> **Problem statement**
This exercise calls for every line of the listing below that contains the word "square".

> **Records provided**

____________

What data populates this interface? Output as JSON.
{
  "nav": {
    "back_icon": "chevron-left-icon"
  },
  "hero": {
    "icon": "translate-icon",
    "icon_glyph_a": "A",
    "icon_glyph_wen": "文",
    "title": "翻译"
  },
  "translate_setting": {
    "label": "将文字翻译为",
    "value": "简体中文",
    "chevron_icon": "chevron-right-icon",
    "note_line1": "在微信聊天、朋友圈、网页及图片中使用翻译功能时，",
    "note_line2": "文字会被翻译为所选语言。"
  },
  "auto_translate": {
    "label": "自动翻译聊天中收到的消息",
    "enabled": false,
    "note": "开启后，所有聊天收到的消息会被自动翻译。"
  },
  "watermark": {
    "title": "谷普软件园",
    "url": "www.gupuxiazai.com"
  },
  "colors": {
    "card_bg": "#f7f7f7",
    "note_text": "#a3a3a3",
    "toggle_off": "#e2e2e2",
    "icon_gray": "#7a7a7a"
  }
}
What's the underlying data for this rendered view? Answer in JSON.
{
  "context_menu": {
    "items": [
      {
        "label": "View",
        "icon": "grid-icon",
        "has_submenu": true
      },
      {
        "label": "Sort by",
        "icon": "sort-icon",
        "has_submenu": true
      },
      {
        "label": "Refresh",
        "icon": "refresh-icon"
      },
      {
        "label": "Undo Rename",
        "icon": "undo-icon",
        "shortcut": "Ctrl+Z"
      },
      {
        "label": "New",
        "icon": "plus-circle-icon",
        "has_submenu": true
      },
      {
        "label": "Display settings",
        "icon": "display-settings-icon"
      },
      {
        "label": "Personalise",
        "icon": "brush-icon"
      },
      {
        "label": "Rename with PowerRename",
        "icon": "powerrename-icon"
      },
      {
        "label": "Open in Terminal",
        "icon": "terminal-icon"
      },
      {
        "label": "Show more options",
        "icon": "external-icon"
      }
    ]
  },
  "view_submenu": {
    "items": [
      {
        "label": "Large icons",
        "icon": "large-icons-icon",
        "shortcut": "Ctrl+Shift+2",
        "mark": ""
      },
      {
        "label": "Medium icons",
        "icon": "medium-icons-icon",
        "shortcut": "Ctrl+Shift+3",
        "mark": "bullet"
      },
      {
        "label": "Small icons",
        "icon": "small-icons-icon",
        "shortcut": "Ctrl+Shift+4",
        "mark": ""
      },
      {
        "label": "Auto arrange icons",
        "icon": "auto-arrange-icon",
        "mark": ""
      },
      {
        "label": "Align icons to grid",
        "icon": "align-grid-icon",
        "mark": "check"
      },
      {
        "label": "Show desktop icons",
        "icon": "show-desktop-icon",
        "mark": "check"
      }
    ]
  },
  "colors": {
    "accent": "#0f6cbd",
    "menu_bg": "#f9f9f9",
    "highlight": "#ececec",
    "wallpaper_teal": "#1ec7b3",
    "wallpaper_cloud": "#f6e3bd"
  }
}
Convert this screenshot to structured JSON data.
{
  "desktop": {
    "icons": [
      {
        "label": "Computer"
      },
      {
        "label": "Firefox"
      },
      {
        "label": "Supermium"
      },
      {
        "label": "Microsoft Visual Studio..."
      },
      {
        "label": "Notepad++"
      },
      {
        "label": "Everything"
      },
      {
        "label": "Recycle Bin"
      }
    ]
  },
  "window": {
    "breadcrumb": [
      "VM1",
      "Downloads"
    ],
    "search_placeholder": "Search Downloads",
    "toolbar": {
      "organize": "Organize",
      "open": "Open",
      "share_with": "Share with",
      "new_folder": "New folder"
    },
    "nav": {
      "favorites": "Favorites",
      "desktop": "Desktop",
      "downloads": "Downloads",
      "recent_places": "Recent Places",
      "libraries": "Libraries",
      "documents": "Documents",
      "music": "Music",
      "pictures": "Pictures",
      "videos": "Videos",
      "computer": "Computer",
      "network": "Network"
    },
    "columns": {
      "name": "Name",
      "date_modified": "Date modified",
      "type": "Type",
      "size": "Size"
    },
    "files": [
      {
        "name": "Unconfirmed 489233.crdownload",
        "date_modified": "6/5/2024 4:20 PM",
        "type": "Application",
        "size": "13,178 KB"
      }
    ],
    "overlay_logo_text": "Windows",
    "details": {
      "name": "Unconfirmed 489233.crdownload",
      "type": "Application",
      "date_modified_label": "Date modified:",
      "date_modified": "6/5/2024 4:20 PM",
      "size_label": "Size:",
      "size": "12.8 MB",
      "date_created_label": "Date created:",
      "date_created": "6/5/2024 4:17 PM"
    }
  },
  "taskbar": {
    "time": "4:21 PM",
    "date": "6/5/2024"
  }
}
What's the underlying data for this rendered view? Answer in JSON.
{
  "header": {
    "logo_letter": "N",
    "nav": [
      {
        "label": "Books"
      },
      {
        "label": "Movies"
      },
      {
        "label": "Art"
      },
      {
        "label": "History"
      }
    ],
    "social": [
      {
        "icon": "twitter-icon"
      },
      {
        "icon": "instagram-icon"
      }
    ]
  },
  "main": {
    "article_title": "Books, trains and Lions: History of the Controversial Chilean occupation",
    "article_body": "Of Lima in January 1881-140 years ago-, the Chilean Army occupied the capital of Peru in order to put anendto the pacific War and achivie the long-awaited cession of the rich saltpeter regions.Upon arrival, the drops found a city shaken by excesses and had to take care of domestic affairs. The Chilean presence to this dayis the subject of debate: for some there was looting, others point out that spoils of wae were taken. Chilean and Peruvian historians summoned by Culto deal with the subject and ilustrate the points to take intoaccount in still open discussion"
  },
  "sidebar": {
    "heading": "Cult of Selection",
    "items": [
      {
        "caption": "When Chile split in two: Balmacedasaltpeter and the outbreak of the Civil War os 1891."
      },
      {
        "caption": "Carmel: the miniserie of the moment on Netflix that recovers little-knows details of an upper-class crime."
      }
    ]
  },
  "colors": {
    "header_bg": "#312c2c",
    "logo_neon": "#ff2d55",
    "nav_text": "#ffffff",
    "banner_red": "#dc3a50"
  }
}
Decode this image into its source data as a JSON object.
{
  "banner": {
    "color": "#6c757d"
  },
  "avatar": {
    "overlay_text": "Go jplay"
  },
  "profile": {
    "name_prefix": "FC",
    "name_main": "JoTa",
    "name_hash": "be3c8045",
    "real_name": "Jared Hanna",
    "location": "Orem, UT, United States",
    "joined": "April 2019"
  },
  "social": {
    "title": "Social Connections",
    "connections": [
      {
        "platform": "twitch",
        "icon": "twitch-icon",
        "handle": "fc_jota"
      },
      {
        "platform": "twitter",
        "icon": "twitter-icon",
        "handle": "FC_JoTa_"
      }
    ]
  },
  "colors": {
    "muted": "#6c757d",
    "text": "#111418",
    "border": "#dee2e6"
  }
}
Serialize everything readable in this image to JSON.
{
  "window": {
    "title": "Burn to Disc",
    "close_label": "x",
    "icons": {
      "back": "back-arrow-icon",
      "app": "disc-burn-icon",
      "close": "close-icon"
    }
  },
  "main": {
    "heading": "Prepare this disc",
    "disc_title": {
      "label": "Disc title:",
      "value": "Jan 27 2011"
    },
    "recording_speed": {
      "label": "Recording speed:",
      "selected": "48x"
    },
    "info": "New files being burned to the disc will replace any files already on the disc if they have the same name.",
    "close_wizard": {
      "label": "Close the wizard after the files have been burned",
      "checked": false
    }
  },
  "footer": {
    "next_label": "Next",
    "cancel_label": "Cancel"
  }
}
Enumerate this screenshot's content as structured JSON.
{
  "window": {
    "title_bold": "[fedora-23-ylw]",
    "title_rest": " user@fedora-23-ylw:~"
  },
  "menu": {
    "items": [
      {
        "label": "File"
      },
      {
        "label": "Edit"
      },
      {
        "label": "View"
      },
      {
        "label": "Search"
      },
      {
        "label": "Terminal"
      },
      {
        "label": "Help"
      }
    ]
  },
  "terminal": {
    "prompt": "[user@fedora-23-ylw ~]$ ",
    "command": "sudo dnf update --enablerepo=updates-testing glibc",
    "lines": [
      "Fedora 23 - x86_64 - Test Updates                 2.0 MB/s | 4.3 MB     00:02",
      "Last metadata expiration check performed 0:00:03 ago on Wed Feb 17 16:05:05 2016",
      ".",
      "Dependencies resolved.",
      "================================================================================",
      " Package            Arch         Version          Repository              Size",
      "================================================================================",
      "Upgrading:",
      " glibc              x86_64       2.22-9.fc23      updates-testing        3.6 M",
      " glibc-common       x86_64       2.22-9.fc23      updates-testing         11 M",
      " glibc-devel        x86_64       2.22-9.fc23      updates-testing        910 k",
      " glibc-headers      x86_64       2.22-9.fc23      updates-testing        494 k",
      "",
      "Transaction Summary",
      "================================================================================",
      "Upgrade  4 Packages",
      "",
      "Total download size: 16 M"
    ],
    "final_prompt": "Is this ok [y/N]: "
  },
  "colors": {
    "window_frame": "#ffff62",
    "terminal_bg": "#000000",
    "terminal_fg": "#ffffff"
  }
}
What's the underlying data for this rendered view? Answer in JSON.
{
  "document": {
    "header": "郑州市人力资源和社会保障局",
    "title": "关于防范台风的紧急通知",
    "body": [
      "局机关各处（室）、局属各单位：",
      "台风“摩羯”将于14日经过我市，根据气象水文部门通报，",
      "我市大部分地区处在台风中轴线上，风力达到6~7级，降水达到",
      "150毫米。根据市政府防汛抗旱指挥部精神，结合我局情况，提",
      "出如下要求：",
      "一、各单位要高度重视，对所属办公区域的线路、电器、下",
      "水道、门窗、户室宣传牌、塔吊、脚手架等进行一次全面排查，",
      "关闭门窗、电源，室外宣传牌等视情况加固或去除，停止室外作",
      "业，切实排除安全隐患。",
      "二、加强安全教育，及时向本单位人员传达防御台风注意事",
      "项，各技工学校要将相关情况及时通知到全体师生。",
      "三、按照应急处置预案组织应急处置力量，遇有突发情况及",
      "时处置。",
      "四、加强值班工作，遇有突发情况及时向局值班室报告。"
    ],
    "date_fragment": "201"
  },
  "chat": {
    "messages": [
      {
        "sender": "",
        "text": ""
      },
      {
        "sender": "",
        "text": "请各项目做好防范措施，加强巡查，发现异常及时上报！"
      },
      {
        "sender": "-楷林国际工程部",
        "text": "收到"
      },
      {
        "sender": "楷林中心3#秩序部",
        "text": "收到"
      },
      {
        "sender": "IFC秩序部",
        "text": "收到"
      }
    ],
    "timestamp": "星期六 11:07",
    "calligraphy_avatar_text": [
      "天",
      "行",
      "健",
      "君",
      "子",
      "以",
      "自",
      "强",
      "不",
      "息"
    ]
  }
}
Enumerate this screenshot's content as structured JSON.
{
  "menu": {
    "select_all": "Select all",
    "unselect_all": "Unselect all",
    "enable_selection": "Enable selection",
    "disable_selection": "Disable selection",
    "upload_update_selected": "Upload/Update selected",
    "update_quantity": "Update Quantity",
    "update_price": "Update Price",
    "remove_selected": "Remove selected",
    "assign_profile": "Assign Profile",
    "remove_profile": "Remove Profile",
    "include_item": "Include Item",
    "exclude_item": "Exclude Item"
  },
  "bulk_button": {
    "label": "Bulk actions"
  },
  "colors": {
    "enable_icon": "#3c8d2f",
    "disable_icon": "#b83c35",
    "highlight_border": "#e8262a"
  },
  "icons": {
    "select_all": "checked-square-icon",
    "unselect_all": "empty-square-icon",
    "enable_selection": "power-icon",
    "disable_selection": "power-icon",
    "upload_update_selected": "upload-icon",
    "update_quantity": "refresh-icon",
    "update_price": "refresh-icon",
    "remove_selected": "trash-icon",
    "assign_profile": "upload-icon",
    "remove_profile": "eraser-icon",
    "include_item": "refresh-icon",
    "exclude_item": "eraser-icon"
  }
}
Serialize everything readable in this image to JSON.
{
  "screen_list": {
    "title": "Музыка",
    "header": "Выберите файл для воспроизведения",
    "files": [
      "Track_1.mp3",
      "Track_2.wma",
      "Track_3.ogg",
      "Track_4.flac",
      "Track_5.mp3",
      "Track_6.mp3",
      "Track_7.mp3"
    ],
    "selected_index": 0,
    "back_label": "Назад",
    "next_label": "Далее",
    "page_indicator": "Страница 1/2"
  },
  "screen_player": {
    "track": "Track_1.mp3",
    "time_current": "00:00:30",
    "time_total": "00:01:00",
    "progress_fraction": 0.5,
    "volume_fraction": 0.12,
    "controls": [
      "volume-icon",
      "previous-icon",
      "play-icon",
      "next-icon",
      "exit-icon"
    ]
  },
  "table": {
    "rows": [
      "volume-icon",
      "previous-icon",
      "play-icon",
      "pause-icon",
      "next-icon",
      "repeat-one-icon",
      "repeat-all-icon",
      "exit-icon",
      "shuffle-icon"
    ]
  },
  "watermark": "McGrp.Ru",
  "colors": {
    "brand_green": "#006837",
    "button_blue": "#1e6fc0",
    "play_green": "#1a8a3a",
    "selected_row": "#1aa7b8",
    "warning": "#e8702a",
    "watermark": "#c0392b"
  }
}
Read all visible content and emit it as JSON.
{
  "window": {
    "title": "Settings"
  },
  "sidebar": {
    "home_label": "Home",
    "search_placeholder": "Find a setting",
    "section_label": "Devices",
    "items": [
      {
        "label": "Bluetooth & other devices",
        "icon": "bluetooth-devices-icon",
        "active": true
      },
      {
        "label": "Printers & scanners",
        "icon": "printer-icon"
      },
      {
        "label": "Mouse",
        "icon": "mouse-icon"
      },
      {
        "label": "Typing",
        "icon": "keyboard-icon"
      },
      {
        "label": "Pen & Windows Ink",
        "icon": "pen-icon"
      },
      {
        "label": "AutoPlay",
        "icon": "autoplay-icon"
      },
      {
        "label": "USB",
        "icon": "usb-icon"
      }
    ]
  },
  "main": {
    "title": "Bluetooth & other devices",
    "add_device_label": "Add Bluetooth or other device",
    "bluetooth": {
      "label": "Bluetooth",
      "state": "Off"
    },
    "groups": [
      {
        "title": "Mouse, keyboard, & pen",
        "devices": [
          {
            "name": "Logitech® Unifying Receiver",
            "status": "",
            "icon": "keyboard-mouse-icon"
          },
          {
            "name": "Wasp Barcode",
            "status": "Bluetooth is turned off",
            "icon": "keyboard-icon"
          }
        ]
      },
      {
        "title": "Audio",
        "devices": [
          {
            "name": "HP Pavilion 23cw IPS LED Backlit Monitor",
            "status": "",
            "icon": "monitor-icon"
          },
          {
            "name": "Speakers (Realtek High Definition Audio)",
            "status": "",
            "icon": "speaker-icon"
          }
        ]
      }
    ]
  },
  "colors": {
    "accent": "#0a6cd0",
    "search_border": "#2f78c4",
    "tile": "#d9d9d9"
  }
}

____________

> **Output of the exercise**
    "select_all": "checked-square-icon",
    "unselect_all": "empty-square-icon",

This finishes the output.